The court also pointed out that there was no way the boss, Terrell, could convince them that his comments were all work related. Terrell’s mocking of Gina’s personal life and taunts about her hair color were “rude, boorish, and mean-spirited and were not done in furtherance of legitimate work-related topics… Terrell’s conduct regarding [Gina’s] personal life was not a workplace dispute, although it occurred in the workplace.”
The court then reversed the lower court, and ordered that Gina be allowed to go to trial in front of a jury on the NIED claim.
Undercover Lawyer’s Take Away Tips:
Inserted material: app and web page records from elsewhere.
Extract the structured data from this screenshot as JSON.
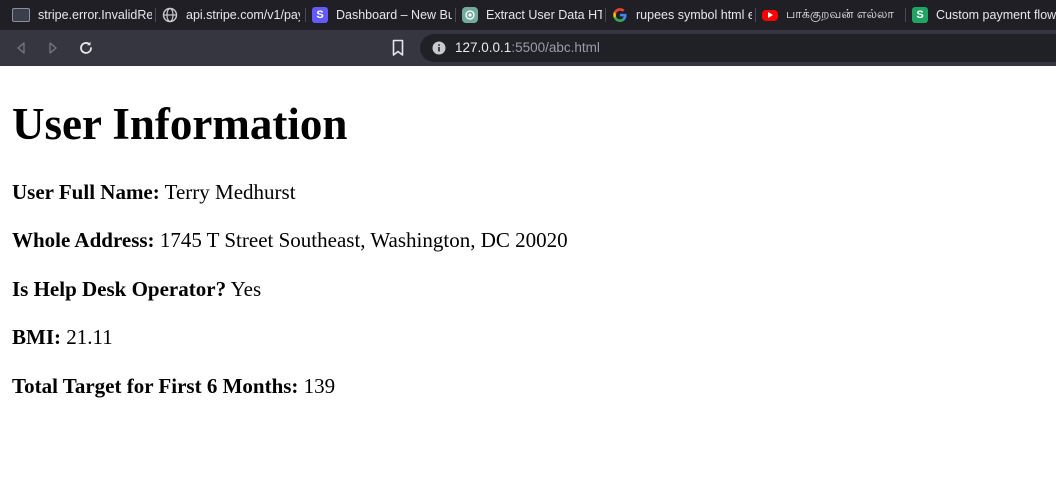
{
  "browser": {
    "tabs": [
      {
        "title": "stripe.error.InvalidReq",
        "icon": "terminal-icon"
      },
      {
        "title": "api.stripe.com/v1/pay",
        "icon": "globe-icon"
      },
      {
        "title": "Dashboard – New Bu",
        "icon": "stripe-icon"
      },
      {
        "title": "Extract User Data HTN",
        "icon": "chatgpt-icon"
      },
      {
        "title": "rupees symbol html e",
        "icon": "google-icon"
      },
      {
        "title": "பாக்குறவன் எல்லா",
        "icon": "youtube-icon"
      },
      {
        "title": "Custom payment flow",
        "icon": "s-green-icon"
      }
    ],
    "url_host": "127.0.0.1",
    "url_rest": ":5500/abc.html"
  },
  "page": {
    "heading": "User Information",
    "fields": [
      {
        "label": "User Full Name:",
        "value": "Terry Medhurst"
      },
      {
        "label": "Whole Address:",
        "value": "1745 T Street Southeast, Washington, DC 20020"
      },
      {
        "label": "Is Help Desk Operator?",
        "value": "Yes"
      },
      {
        "label": "BMI:",
        "value": "21.11"
      },
      {
        "label": "Total Target for First 6 Months:",
        "value": "139"
      }
    ]
  },
  "colors": {
    "tabbar_bg": "#1f1f25",
    "toolbar_bg": "#35363f",
    "omnibox_bg": "#202127",
    "page_bg": "#ffffff"
  }
}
Don’t believe that you can sue a jackass boss for acting like a jackass by using “intentional infliction of emotional distress;” your best bet is, and always will be, to get yourself in a protected class.
You might be able to sue your boss for negligent infliction of emotional distress, but only if your state recognizes this tort and your boss is attacking you as a person and not as an employee.
Keep a journal, take notes, write everything down. It bears repeating that you need to keep dated quotes of what your boss says and does. To pursue an negligent infliction claim you will need to show that he or she lashed out at you in ways that are completely unrelated to workplace issues.
If you want to download the full case to read for yourself, or to highlight the NIED portion and hand to your HR Department when you turn in your own boss, you can view and print it here:
Does your boss attack you as a person, and not your work as an employee? Tell us about it in the comments section below.